◆ Task to carry out:
Reproduce the data exactly; no word may be added or dropped.

Component data from apps and pages
· · · ·
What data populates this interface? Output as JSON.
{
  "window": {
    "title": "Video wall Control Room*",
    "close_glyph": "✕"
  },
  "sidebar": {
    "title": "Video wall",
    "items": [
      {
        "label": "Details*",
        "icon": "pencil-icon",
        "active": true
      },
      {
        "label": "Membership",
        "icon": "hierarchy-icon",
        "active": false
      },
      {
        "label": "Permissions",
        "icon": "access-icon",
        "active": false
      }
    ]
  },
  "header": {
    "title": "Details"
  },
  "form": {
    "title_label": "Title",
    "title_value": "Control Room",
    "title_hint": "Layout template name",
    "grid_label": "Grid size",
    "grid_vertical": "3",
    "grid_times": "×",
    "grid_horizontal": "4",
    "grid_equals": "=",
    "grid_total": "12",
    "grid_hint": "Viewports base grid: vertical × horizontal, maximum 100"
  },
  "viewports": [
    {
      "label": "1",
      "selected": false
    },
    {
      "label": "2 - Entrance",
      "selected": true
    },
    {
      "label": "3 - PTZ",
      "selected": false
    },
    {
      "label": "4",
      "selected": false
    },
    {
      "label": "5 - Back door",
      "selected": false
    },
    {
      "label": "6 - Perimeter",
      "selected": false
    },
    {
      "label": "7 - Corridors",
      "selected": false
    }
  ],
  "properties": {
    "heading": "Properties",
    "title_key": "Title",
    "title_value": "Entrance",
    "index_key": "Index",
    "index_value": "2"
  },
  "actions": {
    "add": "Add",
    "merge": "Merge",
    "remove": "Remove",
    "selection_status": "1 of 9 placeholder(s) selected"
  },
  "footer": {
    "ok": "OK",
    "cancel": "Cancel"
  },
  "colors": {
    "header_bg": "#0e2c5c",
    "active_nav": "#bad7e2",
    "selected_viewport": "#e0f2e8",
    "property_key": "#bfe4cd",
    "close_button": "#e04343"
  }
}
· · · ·
◆ Response box:
What data populates this interface? Output as JSON.
{
  "window": {
    "title": "Video wall Control Room*",
    "close_glyph": "✕"
  },
  "sidebar": {
    "title": "Video wall",
    "items": [
      {
        "label": "Details*",
        "icon": "pencil-icon",
        "active": true
      },
      {
        "label": "Membership",
        "icon": "hierarchy-icon",
        "active": false
      },
      {
        "label": "Permissions",
        "icon": "access-icon",
        "active": false
      }
    ]
  },
  "header": {
    "title": "Details"
  },
  "form": {
    "title_label": "Title",
    "title_value": "Control Room",
    "title_hint": "Layout template name",
    "grid_label": "Grid size",
    "grid_vertical": "3",
    "grid_times": "×",
    "grid_horizontal": "4",
    "grid_equals": "=",
    "grid_total": "12",
    "grid_hint": "Viewports base grid: vertical × horizontal, maximum 100"
  },
  "viewports": [
    {
      "label": "1",
      "selected": false
    },
    {
      "label": "2 - Entrance",
      "selected": true
    },
    {
      "label": "3 - PTZ",
      "selected": false
    },
    {
      "label": "4",
      "selected": false
    },
    {
      "label": "5 - Back door",
      "selected": false
    },
    {
      "label": "6 - Perimeter",
      "selected": false
    },
    {
      "label": "7 - Corridors",
      "selected": false
    }
  ],
  "properties": {
    "heading": "Properties",
    "title_key": "Title",
    "title_value": "Entrance",
    "index_key": "Index",
    "index_value": "2"
  },
  "actions": {
    "add": "Add",
    "merge": "Merge",
    "remove": "Remove",
    "selection_status": "1 of 9 placeholder(s) selected"
  },
  "footer": {
    "ok": "OK",
    "cancel": "Cancel"
  },
  "colors": {
    "header_bg": "#0e2c5c",
    "active_nav": "#bad7e2",
    "selected_viewport": "#e0f2e8",
    "property_key": "#bfe4cd",
    "close_button": "#e04343"
  }
}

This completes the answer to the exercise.